SUPPLIED RECORDS:
==========
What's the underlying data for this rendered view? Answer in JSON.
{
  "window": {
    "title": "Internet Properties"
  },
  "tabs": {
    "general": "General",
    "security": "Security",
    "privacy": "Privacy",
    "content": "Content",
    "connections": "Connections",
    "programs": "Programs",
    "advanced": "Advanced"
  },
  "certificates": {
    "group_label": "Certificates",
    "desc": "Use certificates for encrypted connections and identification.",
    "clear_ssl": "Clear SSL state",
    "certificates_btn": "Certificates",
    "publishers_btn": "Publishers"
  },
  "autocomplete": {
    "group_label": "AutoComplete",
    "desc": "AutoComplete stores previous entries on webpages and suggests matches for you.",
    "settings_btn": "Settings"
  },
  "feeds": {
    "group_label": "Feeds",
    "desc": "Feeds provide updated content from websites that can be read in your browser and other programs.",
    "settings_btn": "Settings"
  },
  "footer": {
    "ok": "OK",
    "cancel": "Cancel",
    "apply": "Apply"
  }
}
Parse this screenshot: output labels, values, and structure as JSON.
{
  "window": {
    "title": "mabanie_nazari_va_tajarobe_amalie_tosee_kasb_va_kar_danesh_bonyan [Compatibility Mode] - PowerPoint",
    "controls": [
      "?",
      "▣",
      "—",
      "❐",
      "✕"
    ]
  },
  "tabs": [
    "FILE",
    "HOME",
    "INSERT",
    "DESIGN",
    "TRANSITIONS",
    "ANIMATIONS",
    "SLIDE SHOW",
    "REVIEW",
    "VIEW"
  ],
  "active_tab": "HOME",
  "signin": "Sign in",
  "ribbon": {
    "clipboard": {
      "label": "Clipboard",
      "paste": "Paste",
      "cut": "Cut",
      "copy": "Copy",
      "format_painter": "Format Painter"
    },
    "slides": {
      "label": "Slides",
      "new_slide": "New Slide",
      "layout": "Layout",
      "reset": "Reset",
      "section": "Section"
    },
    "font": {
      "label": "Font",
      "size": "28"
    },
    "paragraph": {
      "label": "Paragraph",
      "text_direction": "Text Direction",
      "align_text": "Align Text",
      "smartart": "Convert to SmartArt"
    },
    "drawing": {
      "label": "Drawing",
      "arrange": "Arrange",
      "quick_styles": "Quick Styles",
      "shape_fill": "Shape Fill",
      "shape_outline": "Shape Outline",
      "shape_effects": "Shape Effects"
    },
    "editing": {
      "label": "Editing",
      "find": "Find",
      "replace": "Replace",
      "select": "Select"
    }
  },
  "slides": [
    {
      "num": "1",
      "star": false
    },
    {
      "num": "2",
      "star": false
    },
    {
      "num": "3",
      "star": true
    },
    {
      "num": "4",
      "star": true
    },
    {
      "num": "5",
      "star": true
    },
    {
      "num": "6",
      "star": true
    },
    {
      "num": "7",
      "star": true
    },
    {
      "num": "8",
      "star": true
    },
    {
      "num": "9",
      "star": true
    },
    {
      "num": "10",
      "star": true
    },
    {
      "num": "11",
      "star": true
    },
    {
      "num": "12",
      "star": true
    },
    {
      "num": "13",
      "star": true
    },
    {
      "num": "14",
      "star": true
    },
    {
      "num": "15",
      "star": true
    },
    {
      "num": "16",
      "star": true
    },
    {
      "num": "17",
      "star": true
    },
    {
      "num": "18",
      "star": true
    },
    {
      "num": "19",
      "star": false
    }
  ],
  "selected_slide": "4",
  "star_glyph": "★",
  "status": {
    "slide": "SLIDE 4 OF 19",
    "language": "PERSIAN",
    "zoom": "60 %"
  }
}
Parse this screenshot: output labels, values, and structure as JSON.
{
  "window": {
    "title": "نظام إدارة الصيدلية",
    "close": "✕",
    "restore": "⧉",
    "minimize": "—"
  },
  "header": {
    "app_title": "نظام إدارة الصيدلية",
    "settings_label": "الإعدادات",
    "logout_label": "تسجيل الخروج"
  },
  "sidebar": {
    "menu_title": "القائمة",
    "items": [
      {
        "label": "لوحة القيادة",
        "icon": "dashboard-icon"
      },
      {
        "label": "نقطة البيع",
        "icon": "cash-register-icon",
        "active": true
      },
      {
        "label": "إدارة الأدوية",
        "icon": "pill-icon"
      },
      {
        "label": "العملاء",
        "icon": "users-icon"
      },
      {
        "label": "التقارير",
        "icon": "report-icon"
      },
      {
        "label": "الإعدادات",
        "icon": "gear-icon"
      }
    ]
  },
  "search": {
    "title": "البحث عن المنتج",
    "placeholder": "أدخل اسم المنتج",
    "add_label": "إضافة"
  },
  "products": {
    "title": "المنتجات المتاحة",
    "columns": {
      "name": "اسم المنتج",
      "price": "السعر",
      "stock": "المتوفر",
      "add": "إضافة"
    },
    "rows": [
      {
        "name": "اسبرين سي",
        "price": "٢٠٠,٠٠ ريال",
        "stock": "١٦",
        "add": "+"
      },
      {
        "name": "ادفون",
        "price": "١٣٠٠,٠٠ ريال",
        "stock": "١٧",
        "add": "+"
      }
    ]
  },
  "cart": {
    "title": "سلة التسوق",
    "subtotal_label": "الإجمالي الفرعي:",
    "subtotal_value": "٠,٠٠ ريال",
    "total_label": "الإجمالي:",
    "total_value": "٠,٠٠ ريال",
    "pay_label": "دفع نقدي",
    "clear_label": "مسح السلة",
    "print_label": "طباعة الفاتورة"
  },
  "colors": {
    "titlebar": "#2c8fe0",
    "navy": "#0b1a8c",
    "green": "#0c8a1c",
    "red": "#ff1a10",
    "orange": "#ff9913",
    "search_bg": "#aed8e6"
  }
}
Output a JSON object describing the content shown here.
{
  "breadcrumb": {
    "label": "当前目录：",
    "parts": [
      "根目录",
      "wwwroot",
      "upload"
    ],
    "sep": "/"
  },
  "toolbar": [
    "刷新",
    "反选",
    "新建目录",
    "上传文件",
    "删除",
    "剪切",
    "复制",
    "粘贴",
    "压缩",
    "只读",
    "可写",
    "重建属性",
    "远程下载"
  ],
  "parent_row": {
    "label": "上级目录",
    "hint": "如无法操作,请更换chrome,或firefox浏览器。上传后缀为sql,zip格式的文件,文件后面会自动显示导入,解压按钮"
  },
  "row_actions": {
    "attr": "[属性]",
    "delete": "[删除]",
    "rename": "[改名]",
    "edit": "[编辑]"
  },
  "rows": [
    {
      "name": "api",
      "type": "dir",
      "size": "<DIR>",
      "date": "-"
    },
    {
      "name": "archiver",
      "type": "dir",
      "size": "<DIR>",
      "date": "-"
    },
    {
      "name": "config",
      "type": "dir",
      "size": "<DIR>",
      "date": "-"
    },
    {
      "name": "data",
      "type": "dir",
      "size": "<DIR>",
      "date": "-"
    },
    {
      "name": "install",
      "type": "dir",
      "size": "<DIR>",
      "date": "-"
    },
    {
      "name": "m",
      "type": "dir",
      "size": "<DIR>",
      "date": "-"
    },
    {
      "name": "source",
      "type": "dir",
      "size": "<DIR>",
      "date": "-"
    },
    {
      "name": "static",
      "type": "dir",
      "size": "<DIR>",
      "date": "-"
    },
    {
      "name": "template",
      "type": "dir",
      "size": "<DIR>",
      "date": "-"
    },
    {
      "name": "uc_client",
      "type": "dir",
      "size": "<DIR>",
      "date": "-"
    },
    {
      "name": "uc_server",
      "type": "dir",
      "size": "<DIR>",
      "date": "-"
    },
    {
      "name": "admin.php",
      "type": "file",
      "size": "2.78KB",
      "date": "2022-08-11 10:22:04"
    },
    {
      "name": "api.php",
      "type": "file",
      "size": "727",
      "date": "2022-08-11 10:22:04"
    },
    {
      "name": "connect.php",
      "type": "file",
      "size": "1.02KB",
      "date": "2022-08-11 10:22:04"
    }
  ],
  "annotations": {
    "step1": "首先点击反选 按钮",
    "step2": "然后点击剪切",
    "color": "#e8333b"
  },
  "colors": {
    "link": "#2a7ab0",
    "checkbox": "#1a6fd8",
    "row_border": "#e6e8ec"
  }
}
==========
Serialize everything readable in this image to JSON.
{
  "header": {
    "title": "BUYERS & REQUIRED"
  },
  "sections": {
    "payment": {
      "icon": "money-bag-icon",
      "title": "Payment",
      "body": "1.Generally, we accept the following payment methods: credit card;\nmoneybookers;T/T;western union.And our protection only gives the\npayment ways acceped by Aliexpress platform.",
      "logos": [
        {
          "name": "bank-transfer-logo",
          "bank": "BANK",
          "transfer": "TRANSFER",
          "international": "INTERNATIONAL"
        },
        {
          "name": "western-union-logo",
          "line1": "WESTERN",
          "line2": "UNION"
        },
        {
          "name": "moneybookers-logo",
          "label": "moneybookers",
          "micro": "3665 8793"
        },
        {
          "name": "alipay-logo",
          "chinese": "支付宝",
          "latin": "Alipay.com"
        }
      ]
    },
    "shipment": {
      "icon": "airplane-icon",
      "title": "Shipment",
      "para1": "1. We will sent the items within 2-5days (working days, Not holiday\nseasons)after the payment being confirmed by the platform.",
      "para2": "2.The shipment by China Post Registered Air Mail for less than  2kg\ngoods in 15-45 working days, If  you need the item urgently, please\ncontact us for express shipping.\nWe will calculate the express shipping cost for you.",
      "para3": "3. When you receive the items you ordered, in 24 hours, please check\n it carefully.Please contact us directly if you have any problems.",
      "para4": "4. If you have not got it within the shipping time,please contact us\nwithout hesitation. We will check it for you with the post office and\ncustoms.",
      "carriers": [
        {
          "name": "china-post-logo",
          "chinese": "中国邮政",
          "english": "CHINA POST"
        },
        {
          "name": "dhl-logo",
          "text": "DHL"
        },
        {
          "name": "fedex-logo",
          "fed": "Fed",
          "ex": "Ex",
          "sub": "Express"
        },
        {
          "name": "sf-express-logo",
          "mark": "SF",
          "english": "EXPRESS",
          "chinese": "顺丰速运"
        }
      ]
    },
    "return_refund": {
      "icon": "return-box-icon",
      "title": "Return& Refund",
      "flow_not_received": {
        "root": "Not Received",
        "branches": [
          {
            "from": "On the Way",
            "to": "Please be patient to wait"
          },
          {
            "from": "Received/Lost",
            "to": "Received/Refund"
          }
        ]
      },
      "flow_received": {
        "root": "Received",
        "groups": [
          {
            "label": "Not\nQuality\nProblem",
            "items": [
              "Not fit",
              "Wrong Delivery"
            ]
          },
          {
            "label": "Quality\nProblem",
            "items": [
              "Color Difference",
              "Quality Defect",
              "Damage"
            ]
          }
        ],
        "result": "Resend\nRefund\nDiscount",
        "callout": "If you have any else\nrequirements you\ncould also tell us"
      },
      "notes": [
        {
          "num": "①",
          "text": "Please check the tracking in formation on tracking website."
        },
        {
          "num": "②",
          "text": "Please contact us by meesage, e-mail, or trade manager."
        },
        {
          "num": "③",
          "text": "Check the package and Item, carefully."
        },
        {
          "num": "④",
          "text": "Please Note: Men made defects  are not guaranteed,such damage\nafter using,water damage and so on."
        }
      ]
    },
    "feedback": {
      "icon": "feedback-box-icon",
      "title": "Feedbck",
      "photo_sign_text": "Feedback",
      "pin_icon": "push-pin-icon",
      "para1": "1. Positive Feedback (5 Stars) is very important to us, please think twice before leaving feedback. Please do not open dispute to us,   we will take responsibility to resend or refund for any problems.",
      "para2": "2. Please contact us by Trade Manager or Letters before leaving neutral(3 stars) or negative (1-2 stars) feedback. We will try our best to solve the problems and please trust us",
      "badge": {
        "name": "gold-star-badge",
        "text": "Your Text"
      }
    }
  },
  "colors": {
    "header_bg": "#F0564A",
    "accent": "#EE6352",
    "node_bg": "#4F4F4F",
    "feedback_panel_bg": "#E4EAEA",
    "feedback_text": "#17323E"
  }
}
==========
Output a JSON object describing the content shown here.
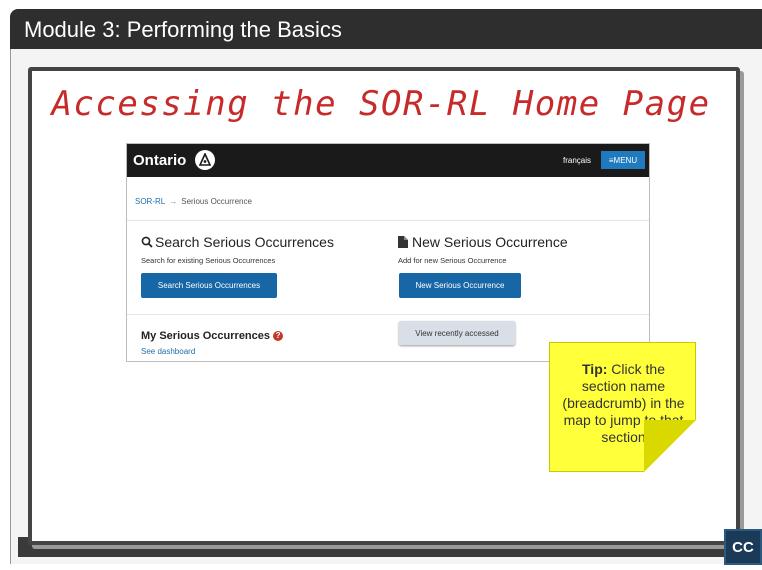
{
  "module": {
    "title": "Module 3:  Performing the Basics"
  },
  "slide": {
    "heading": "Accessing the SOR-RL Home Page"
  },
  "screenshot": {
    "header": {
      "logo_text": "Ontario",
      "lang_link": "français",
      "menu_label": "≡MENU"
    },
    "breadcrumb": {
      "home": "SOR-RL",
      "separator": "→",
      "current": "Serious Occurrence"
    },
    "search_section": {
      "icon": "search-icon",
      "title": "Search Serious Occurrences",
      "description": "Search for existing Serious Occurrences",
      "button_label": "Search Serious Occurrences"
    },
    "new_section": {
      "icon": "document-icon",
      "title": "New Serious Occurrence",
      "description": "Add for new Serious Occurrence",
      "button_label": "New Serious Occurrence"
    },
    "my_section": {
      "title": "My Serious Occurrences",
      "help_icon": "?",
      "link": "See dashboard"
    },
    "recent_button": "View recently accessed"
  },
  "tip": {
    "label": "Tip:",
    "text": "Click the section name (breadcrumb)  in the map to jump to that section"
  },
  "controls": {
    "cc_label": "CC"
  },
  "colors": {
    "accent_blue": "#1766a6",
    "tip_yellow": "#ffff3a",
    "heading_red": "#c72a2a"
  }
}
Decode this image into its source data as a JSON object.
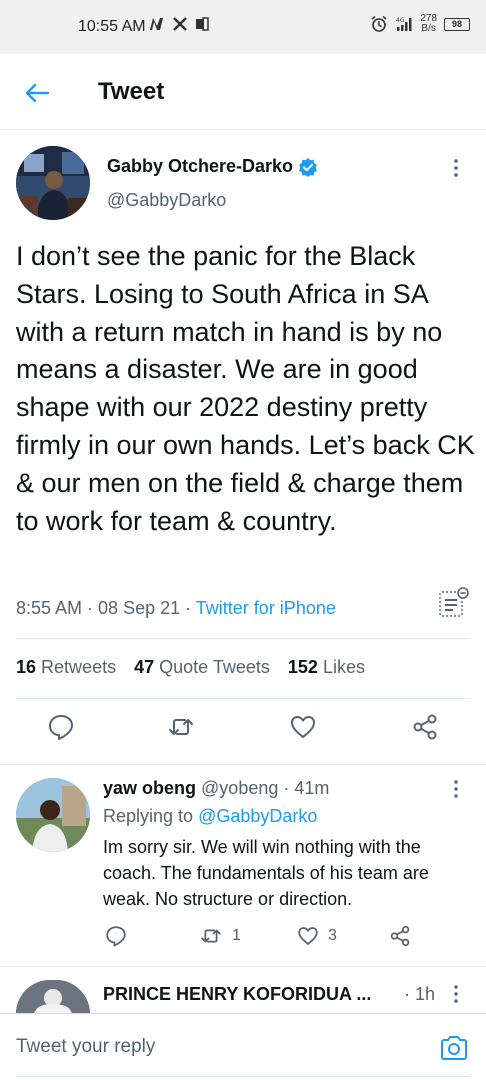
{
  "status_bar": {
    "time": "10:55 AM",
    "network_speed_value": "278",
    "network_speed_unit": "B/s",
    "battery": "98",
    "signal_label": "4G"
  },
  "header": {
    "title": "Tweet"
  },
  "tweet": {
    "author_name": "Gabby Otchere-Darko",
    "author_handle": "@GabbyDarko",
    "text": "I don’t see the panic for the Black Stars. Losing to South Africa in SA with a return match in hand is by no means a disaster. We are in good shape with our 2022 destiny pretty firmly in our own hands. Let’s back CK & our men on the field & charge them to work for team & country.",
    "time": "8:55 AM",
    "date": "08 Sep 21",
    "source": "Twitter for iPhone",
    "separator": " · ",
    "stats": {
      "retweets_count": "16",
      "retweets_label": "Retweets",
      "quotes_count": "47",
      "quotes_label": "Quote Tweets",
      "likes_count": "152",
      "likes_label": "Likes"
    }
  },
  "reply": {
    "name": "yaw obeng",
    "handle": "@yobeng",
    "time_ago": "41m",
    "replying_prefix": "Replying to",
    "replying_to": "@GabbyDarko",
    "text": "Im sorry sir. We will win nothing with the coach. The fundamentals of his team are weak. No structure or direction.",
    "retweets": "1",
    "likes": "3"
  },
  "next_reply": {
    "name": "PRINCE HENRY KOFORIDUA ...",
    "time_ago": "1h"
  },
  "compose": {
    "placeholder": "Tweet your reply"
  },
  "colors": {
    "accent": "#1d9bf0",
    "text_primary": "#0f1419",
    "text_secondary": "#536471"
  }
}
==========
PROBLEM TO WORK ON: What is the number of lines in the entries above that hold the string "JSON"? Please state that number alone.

RESPONSE TO THE TASK: 7